Everyone has their own definition of an American Dream. Some people think the American Dream involves wealth and fame, while others refer to it as happiness and freedom. Lorriane Hansberry proves that the American Dream is obtainable for everyone. In, A Raisin in the Sun, Hansberry explains the American Dream with distinctive characters, a well-rounded theme, and specific symbols.
Hansberry uses unique characters to describe the American Dream. Every character has a different view on the American Dream. The most nurturing character in the play is Lena “Mama” Younger. Mama is a strong-minded determined woman. Hansberry says, “She has, we can see, wit and faith of a kind that keep her eyes ...view middle of the document...
Hansberry shows the struggles Beneatha has to face in the American culture with her sex and major choice in college.
Walter Lee is the son of Lena Younger. Walker is determined to become very wealthy and he will “have nothing less than the complete American dream” (Washington 114). He wants to use his father’s insurance money to open a liquor store. He thinks that becoming wealthy will give him some sort of escape from his daily routine in his life. This causes many problems between Mama, Beneatha, and his wife, Ruth. Far from being a great listener, Walter does not realize he must listen to his family’s concerns to help them out with their problems. Towards the end of the play, he realizes he can not help his family out alone. He finally becomes a man and stands up to Mr. Lindner. He refuses the money Mr. Lindner offers his family to not move into the new neighborhood. Therefore, Walter’s American dream is no longer to become wealthy, but to become a man and help his family out.
The last key character is Ruth Younger. Ruth is the wife of Walter Lee. She is an extremely attractive woman who is hard working and family oriented. Although she might seem happy, she is disappointed in her life. Her marriage has problems, but she hopes that they can rekindle their love. With her family constantly fighting troubles and poverty, her American dream is to get a better life for herself and her family.
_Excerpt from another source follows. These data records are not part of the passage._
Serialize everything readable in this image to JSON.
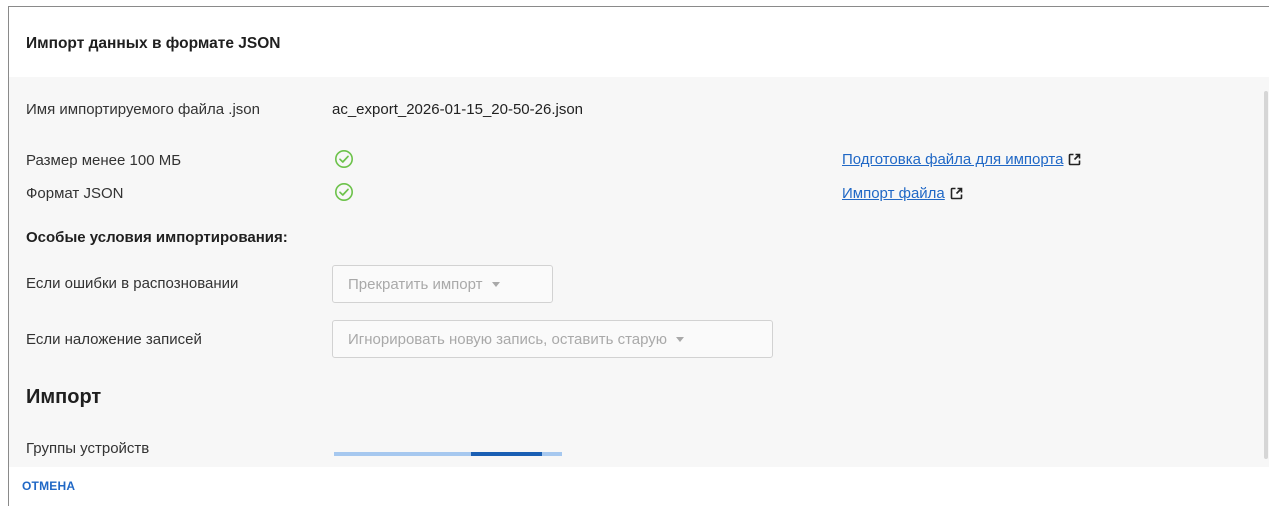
{
  "dialog": {
    "title": "Импорт данных в формате JSON"
  },
  "file": {
    "name_label": "Имя импортируемого файла .json",
    "name_value": "ac_export_2026-01-15_20-50-26.json"
  },
  "checks": [
    {
      "label": "Размер менее 100 МБ",
      "status": "ok",
      "icon": "check-circle-icon"
    },
    {
      "label": "Формат JSON",
      "status": "ok",
      "icon": "check-circle-icon"
    }
  ],
  "links": [
    {
      "label": "Подготовка файла для импорта",
      "icon": "external-link-icon"
    },
    {
      "label": "Импорт файла",
      "icon": "external-link-icon"
    }
  ],
  "conditions": {
    "title": "Особые условия импортирования:",
    "errors_label": "Если ошибки в распознoвании",
    "errors_value": "Прекратить импорт",
    "overlap_label": "Если наложение записей",
    "overlap_value": "Игнорировать новую запись, оставить старую"
  },
  "import": {
    "title": "Импорт",
    "items": [
      {
        "label": "Группы устройств",
        "progress_segment_start": 0.6,
        "progress_segment_end": 0.91
      }
    ]
  },
  "footer": {
    "cancel_label": "ОТМЕНА"
  },
  "colors": {
    "accent": "#2068c6",
    "success": "#6cc24a",
    "progress_track": "#a6c8ef",
    "progress_fill": "#1a5fb4"
  }
}
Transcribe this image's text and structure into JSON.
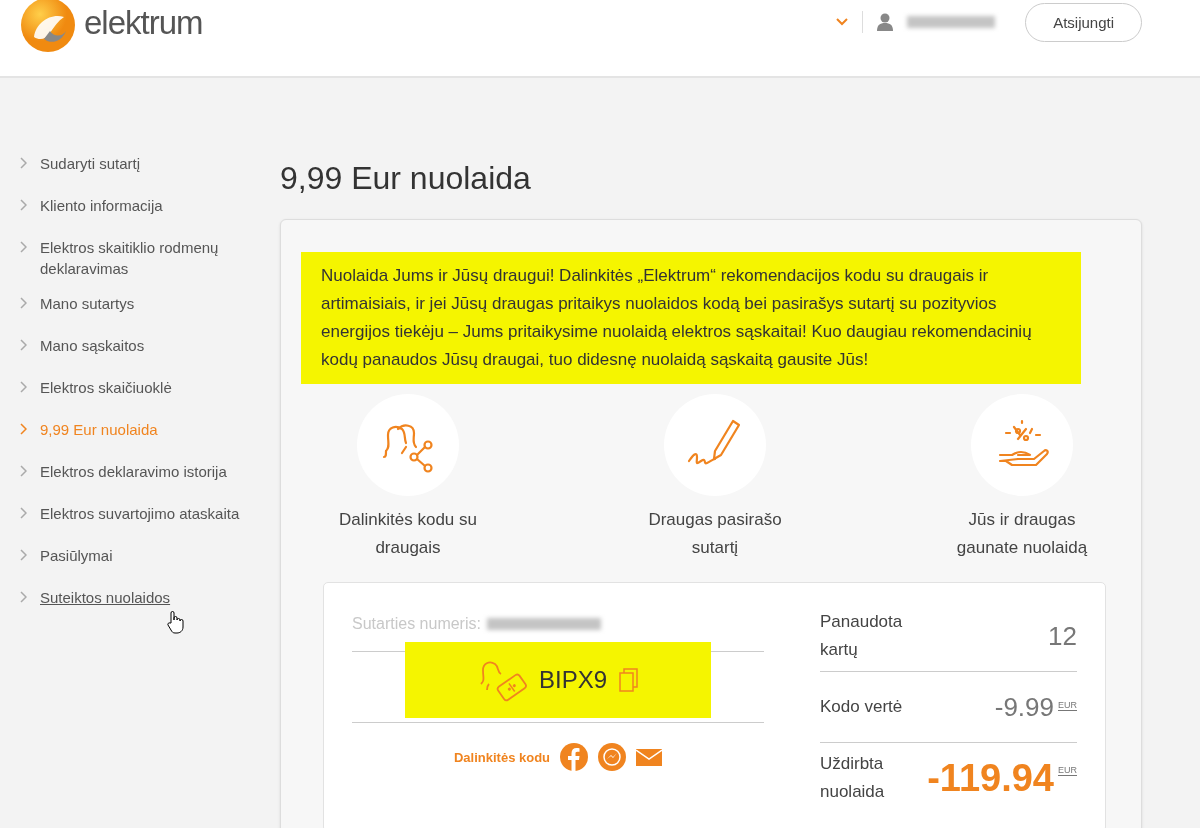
{
  "header": {
    "logo": "elektrum",
    "logout_button": "Atsijungti"
  },
  "sidebar": {
    "items": [
      {
        "label": "Sudaryti sutartį",
        "selected": false,
        "hovered": false
      },
      {
        "label": "Kliento informacija",
        "selected": false,
        "hovered": false
      },
      {
        "label": "Elektros skaitiklio rodmenų deklaravimas",
        "selected": false,
        "hovered": false
      },
      {
        "label": "Mano sutartys",
        "selected": false,
        "hovered": false
      },
      {
        "label": "Mano sąskaitos",
        "selected": false,
        "hovered": false
      },
      {
        "label": "Elektros skaičiuoklė",
        "selected": false,
        "hovered": false
      },
      {
        "label": "9,99 Eur nuolaida",
        "selected": true,
        "hovered": false
      },
      {
        "label": "Elektros deklaravimo istorija",
        "selected": false,
        "hovered": false
      },
      {
        "label": "Elektros suvartojimo ataskaita",
        "selected": false,
        "hovered": false
      },
      {
        "label": "Pasiūlymai",
        "selected": false,
        "hovered": false
      },
      {
        "label": "Suteiktos nuolaidos",
        "selected": false,
        "hovered": true
      }
    ]
  },
  "page": {
    "title": "9,99 Eur nuolaida",
    "intro": "Nuolaida Jums ir Jūsų draugui! Dalinkitės „Elektrum“ rekomendacijos kodu su draugais ir artimaisiais, ir jei Jūsų draugas pritaikys nuolaidos kodą bei pasirašys sutartį su pozityvios energijos tiekėju – Jums pritaikysime nuolaidą elektros sąskaitai! Kuo daugiau rekomendacinių kodų panaudos Jūsų draugai, tuo didesnę nuolaidą sąskaitą gausite Jūs!",
    "steps": [
      {
        "kind": "share",
        "label": "Dalinkitės kodu su draugais"
      },
      {
        "kind": "sign",
        "label": "Draugas pasirašo sutartį"
      },
      {
        "kind": "discount",
        "label": "Jūs ir draugas gaunate nuolaidą"
      }
    ],
    "code_panel": {
      "contract_label": "Sutarties numeris:",
      "code": "BIPX9",
      "share_label": "Dalinkitės kodu"
    },
    "stats": [
      {
        "kind": "count",
        "label": "Panaudota kartų",
        "value": "12"
      },
      {
        "kind": "money",
        "label": "Kodo vertė",
        "value": "-9.99",
        "unit": "EUR"
      },
      {
        "kind": "earned",
        "label": "Uždirbta nuolaida",
        "value": "-119.94",
        "unit": "EUR"
      }
    ]
  }
}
Hansberry produces a well-rounded theme to show the struggles of achieving the American dream. The family lives in a younger apartment that only has two bedrooms with one window. “Weariness has, in fact, won in this room” (Hansberry 1128). All the items in their apartment have been worn down from being sat on, washed or scrubbed too often. There are cockroaches in their apartment and cracks all in the walls. The only light the family can receive is from the little small window in the kitchen. Ruth refers to the apartment as a “rat-trap” (A Raisin). Hansberry uses these descriptions to show the poverty the family is going through and trying to escape.
The apartment is not the only example Hansberry uses to describe the theme. The American dream also resembles the theme in the play. Each character has their own American dream they are fighting for. A character that fights for the “complete American dream” is Walter. (Alder). Walter is determined to become wealthy and pursue his mother into letting him have his father’s insurance check to buy a liquor store. Throughout most of the play, he sticks with becoming wealthy until he has to choose between his happiness or his family’s happiness. Walter becomes a man and choose his family’s happiness over his own. Walter’s...